At nearly every level of professional baseball, age matters. When a player is young for a level and struggling, it can be used as an excuse or a reason to expect acclimation or improvement. If a similar player at the same level experiences an identical slump with two or three more years of experience, the tone of analysis changes to skepticism he’ll be able to put things together in time.
Cubs outfield prospect Brennen Davis falls into the most appealing bucket of age-related analysis. He is only 20 years old, younger than about 70 percent of the Class A Midwest League last season. Yet, he performed near the top of the league in an astounding number of statistical categories. For prospectors looking for the next five-tool outfielder to take a leap forward as he matures physically, Davis stands out.
The Cubs drafted Davis 62nd overall in the 2018 MLB First-Year Player Draft out of Basha High School in Arizona. At the time, his tools were raw, with a short swing and lanky body despite electric speed and a strong arm. Savvy analysts saw improvement in the near future, given his commitment to baseball ahead of the draft after a high school career as an exceptional basketball player.
The expectation was for Davis to spend multiple seasons at the rookie level in Arizona to hone his skills before heading to full-season ball. Davis beat that timetable after performing well in a small sample of Arizona League games, with a notable ability to blend a high-contact profile with emerging power. He stayed at extended spring training to start 2019 before the Cubs quickly promoted him to Class-A South Bend.

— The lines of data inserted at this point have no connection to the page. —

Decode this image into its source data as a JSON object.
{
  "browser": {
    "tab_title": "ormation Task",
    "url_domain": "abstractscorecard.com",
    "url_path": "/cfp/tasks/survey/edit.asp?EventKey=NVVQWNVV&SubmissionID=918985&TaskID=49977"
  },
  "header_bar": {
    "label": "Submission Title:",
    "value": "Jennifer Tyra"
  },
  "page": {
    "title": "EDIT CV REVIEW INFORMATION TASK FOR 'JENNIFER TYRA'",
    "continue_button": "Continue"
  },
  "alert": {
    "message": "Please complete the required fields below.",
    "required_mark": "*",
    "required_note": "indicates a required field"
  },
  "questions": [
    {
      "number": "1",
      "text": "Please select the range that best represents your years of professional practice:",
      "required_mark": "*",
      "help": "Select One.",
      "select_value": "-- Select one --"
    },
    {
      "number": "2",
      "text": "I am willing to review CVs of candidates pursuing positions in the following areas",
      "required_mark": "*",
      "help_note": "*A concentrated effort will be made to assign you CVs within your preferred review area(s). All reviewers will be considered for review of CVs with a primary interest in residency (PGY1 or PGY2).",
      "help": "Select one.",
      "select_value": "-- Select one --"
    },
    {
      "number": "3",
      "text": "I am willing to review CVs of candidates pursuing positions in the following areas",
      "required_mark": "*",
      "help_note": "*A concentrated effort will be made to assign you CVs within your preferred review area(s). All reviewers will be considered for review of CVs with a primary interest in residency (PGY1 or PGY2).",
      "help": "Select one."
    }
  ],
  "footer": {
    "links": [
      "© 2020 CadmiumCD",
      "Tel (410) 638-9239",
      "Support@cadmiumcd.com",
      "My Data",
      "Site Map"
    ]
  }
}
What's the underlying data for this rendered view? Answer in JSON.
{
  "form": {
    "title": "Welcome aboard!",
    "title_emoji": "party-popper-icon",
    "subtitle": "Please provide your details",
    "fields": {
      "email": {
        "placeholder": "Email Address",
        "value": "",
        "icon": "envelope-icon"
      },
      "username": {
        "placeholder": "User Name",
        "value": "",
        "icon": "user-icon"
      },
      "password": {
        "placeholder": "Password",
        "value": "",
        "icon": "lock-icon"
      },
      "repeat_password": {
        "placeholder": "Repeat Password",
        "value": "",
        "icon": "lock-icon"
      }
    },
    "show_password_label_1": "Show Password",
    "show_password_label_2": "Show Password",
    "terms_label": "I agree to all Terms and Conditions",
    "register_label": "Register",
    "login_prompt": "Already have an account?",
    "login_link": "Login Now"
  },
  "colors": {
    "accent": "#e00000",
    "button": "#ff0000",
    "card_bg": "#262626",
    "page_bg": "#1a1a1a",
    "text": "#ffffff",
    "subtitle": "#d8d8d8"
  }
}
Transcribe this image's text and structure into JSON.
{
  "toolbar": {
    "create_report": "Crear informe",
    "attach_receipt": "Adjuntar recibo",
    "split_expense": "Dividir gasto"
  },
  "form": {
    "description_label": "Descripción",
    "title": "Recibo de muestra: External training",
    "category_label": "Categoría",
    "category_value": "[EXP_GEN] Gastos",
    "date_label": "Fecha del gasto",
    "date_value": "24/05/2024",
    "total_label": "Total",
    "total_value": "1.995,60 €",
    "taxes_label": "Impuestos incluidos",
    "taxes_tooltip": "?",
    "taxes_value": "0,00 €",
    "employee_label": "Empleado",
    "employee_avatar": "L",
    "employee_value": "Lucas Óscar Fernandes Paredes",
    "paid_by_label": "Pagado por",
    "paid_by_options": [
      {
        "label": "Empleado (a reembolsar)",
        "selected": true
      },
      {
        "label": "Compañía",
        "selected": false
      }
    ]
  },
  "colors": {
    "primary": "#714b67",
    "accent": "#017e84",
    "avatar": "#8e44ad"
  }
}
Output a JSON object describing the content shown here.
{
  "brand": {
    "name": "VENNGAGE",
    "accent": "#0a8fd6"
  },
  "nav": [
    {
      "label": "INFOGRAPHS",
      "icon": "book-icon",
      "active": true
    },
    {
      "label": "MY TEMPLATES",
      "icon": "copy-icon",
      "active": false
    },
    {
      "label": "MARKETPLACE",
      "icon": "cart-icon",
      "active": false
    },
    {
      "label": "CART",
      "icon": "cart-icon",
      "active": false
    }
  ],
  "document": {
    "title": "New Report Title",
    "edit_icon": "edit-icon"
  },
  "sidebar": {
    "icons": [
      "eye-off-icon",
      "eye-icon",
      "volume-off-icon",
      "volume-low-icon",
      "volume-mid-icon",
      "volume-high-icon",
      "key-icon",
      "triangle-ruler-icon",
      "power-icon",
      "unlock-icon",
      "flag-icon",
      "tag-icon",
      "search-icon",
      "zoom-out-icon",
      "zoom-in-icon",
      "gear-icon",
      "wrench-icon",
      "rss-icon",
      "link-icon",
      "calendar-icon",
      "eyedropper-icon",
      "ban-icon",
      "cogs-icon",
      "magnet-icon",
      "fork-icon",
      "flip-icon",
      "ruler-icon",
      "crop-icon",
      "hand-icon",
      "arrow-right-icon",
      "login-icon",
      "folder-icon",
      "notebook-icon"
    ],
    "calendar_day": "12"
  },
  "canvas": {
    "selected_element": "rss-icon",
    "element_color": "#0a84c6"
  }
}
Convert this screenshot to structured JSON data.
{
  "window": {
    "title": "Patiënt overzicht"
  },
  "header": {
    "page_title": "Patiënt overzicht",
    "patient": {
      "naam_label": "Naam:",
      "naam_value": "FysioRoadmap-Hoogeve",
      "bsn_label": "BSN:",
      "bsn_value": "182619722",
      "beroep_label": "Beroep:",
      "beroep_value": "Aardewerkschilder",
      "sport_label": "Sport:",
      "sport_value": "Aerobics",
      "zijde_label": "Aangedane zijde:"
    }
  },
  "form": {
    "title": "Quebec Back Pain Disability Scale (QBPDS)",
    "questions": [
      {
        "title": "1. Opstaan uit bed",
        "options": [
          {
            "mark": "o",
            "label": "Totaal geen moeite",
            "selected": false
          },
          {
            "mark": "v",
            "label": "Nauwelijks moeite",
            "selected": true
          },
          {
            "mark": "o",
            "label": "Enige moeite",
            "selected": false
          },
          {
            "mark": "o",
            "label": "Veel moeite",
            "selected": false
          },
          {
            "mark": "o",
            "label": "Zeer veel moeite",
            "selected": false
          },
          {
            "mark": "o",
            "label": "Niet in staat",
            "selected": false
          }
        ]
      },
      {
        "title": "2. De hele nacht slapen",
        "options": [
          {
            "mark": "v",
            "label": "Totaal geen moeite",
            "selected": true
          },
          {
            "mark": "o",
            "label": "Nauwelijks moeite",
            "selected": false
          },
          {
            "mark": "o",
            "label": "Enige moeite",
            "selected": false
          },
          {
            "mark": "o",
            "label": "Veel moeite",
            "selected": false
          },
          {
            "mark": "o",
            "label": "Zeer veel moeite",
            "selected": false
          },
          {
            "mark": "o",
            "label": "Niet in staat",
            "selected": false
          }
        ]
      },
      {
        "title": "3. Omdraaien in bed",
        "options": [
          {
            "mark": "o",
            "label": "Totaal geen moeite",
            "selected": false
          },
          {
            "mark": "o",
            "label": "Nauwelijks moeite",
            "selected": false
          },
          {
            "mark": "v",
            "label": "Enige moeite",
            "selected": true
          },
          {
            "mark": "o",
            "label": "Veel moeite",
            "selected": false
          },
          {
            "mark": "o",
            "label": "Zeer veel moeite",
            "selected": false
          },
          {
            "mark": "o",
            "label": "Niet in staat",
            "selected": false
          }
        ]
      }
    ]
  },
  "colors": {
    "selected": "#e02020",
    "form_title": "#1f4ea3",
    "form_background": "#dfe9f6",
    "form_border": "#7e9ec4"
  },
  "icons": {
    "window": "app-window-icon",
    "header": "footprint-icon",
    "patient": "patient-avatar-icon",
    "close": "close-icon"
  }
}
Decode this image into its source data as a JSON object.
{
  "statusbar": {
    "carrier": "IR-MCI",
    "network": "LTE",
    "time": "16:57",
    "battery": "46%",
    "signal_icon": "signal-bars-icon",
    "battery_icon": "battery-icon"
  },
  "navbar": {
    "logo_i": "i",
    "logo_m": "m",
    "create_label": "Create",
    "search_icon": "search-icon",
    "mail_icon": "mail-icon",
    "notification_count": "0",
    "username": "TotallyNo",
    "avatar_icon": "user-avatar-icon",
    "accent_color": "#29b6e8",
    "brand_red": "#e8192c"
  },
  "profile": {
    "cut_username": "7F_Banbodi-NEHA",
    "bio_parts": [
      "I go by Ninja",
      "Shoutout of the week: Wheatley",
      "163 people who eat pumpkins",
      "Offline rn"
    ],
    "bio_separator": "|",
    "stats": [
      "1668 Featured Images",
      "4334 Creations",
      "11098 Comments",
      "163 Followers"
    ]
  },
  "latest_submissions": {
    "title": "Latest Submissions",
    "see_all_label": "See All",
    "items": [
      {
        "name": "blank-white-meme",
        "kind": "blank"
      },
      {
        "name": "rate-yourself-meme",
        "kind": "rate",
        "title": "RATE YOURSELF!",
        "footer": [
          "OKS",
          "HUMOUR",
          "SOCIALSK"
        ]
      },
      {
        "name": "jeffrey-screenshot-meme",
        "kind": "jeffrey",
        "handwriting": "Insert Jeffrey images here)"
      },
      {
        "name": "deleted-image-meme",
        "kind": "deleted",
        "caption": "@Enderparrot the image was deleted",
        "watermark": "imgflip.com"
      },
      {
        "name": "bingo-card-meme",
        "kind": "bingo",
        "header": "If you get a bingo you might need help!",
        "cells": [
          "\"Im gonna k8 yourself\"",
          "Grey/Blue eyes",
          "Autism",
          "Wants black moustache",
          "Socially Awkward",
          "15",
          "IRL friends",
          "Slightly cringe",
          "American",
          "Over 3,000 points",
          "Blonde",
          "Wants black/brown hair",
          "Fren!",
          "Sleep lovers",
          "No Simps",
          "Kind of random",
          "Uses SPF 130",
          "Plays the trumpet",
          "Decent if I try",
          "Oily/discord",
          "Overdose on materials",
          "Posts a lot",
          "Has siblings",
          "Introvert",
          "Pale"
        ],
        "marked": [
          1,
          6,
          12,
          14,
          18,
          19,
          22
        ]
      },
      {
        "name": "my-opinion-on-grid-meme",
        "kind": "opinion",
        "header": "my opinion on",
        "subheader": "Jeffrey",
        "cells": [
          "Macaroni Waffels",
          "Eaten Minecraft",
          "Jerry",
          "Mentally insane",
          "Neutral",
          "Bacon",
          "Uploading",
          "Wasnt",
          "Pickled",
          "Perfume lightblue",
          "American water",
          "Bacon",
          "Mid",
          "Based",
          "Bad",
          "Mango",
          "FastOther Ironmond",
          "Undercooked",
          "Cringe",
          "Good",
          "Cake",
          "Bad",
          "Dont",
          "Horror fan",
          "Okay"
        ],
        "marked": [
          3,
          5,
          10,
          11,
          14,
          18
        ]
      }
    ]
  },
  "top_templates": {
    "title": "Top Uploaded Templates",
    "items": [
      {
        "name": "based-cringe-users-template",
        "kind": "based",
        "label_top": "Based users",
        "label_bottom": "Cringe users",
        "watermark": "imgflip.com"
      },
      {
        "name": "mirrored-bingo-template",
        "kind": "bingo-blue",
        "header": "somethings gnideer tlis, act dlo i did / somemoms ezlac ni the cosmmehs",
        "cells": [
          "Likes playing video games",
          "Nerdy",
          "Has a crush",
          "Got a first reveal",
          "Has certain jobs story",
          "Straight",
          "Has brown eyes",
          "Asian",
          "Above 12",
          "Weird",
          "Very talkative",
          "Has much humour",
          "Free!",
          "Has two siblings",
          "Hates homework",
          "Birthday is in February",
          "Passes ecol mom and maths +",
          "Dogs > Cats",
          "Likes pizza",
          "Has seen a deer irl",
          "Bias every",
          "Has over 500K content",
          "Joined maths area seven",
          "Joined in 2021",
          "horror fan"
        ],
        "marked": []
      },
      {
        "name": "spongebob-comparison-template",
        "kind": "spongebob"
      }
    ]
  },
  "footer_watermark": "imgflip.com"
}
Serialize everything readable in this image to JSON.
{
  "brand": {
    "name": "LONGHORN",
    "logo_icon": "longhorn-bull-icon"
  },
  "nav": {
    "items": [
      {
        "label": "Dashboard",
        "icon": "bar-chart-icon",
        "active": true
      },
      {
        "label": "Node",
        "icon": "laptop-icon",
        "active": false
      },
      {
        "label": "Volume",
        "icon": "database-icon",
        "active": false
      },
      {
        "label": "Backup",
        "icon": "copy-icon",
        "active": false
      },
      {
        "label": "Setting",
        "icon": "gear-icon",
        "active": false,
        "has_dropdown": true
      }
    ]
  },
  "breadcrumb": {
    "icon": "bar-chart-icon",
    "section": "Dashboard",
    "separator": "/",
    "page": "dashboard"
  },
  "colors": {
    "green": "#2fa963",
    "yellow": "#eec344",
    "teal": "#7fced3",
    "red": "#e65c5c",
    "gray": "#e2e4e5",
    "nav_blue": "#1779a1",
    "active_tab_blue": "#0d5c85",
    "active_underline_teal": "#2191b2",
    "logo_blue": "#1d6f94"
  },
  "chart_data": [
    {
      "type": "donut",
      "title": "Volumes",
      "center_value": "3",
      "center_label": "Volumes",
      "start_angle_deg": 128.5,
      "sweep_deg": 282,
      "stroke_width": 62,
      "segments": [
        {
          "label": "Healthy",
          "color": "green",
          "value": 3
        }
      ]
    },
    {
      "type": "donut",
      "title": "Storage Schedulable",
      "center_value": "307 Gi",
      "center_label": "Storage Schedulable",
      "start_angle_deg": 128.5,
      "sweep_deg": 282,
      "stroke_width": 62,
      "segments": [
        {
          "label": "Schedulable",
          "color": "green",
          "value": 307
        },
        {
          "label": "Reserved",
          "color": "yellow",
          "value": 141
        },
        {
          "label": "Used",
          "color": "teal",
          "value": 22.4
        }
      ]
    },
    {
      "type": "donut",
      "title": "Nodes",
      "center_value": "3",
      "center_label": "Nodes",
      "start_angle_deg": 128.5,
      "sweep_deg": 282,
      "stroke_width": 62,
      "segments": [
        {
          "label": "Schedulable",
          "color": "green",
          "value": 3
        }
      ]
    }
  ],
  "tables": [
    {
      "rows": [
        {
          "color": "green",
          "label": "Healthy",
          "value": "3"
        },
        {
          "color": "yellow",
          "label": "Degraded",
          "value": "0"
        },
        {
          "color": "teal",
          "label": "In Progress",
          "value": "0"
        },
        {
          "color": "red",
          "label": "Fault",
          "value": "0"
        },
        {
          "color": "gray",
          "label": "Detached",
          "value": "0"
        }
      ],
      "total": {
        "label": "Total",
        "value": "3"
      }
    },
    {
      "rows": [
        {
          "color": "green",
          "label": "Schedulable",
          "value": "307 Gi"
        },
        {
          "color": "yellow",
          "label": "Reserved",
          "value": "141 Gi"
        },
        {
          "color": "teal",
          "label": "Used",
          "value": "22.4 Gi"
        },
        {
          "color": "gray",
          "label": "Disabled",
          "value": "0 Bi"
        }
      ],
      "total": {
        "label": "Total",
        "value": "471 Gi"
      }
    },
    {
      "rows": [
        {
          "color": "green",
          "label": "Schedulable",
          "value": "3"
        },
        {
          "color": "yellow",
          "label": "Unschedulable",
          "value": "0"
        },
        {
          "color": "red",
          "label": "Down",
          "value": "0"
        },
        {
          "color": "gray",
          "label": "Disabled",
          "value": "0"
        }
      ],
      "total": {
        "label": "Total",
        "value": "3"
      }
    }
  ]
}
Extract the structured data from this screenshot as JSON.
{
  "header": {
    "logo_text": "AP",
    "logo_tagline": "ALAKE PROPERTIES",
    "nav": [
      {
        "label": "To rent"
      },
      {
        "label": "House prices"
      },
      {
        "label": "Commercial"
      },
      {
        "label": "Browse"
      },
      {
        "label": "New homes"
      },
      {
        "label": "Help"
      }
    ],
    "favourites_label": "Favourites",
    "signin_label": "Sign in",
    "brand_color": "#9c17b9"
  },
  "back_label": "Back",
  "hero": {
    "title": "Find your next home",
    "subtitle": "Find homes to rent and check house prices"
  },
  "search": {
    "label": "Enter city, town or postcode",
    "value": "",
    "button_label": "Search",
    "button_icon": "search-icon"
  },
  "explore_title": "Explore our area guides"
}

During each of the two seasons since he was drafted, his body has developed. Some scouts speculate he is roughly 15 pounds heavier than the estimated 175 pounds he was drafted at. While this may slow him down on the basepaths, it bodes well for his potential power development.
But Davis unfortunately ran into some injuries of his own last season. He took a pitch off his finger on July 17 and was placed on the seven-day minor league injured list. He returned less than two weeks later only to take another pitch off the same hand, effectively ending his 2019 regular season. He did, however, return for South Bend’s playoff run, slashing an impressive .310/.394/.414 in 29 at-bats.
During the abbreviated 2020 Spring Training, Davis received his first at-bats in a Chicago Cubs uniform, going 0-for-1 with a walk and 1 RBI.
Davis finished inside the Top 10 in batting average and isolated power, while finishing inside the Top 20 in on-base percentage in the Midwest League last season (minimum 200 PAs). Like Brailyn Marquez, he was younger than the majority of players with exceptional performances in one of the most pitcher-friendly leagues in the minors.
On the standard six-tool scouting profile — hit, game power, raw power, speed, fielding, arm — Davis’ speed, arm and fielding are already considered above average by scouts. Projecting his profile further out, there’s a chance Davis can have all six of these tools grade out as above average at the major-league level. This depends heavily on how his hit tool develops along with his power and whether one becomes the clear “plus” tool.
In 2020, there’s a chance Davis starts the year with South Bend before heading to High-A Myrtle Beach. He’ll run into pitchers with a refined ability to generate swing-and-miss at higher level, testing his already advanced ability to take breaking balls off the plate.
Heading into the 2020 season, he was ranked between 78th and 94th overall on some of the industry’s Top 100 lists. How Davis performs as he continues to have age on his side will determine how quickly his path forward in the organization comes into view.